Michigan State: Since that epic win over Wisconsin, the Spartans have been asleep at the wheel two straight weeks. They lost at Nebraska decisively which was understandable. They struggled past Minnesota at home last week, which was not. But if they beat Iowa on Saturday the Spartans all but clinch the Legends Division crown. They would have a one-game lead and have beaten all contenders. With a balanced offense and a defense good enough to survive, it’s enough in a league with no great team.
Iowa: The Hawkeyes win over Michigan kept them alive, and their upset loss to Minnesota doesn’t look quite as bad after the Gophers threw a scare into Michigan State. Iowa’s James Vanden Berg is doing a nice job at quarterback, and Marcus Coker is an explosive and underrated back. With Michigan State and Nebraska still ahead, Kirk Ferentz’s team controls its destiny. I doubt they’re good enough to win both, given defensive inconsistency, but they’ve got a shot.
Michigan: Denard Robinson’s inconsistency in passing is becoming an increasing liability, as he struggles to post decent percentages. If he can’t make teams pay for keeping him in the pocket, he’ll face increasingly conservative looks, and that’s something Big Ten defenses can execute. With games against Nebraska and Ohio State still ahead, Robinson and Michigan’s fate is still up in the air.
Nebraska: Defensive inconsistency is what I look at here. The Cornhusker defense looked so good two weeks ago in beating Michigan State, and then couldn’t get it done against Northwestern. The Wildcats are a good team, as Bo Pellini made clear in a postgame press conference where he threw everybody but himself under the bus, as he made it clear just how much he emphasized Northwestern’s ability all week in practice. When the Huskers defend, they win, and they’re going to have to man up against the run when the play Penn State on Saturday.
The guess here is that Wisconsin and Michigan State will rematch for the conference title. But it’s still anybody’s game among the seven contenders.
Current BCS Bowl Projections

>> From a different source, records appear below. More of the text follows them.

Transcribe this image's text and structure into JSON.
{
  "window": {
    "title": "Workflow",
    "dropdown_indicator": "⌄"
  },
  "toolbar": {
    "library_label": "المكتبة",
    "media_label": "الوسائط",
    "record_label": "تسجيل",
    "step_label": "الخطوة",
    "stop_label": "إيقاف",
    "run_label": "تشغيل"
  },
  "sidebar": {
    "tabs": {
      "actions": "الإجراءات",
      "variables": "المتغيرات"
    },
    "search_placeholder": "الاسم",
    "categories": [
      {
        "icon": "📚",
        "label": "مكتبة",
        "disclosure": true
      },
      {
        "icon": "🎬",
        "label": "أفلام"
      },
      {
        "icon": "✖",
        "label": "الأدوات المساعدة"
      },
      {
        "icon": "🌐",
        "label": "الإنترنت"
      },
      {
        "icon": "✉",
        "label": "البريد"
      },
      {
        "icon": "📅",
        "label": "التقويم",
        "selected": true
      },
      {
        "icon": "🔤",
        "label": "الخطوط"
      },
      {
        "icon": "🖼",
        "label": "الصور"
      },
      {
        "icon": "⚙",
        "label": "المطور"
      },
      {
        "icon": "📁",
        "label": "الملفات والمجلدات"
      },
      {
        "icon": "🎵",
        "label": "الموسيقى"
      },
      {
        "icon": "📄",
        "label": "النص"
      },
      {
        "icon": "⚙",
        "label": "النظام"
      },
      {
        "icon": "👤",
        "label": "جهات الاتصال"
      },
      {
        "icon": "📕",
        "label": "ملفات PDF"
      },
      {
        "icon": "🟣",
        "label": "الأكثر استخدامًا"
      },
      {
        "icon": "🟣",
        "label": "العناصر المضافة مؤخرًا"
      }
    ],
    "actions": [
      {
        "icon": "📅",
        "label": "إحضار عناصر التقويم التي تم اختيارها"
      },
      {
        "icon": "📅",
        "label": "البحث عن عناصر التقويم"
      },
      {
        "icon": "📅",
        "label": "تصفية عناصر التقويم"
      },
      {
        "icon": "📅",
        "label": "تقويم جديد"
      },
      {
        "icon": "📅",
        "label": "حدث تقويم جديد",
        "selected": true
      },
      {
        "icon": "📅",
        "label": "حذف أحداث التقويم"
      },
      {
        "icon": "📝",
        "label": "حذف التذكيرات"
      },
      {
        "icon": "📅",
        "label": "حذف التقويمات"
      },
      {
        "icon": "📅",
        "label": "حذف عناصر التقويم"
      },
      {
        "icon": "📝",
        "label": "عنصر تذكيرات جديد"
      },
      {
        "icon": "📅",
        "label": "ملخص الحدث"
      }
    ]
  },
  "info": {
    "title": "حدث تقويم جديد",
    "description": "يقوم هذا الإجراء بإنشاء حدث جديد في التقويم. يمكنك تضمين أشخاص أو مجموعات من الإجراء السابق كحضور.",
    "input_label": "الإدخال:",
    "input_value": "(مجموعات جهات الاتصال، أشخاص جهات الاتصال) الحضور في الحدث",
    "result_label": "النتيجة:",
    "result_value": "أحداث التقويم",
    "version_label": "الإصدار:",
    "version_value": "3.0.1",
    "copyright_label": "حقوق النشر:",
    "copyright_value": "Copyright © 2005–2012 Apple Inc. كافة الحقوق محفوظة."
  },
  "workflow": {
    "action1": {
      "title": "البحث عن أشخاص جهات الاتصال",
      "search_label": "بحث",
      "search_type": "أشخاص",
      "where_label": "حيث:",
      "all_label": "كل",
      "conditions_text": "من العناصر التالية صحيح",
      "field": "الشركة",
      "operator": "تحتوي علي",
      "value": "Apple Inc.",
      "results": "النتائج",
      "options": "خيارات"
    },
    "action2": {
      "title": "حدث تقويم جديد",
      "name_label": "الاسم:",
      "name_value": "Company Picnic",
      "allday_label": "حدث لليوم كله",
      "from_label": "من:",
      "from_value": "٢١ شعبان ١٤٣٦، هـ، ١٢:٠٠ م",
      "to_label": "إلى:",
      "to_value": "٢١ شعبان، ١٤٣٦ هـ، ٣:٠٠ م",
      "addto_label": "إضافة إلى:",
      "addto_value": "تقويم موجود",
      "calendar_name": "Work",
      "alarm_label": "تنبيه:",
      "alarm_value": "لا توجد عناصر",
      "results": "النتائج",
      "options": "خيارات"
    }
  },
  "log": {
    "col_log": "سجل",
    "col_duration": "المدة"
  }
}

BCS National Championship: LSU-Stanford
Fiesta: Oklahoma-Boise State
Sugar: Alabama-Oklahoma State
**The revelations at Penn State regarding criminal conduct from higher-ups in the football program and athletic department are rightfully overshadowing football right now. Just as rightfully, the Notebook considers such topics to be beyond its competence and too serious to be subjected to every writer in America rushing online with rash commentary. Thoughts and prayers go out to the victim and the hope that justice—whatever that might be—be served.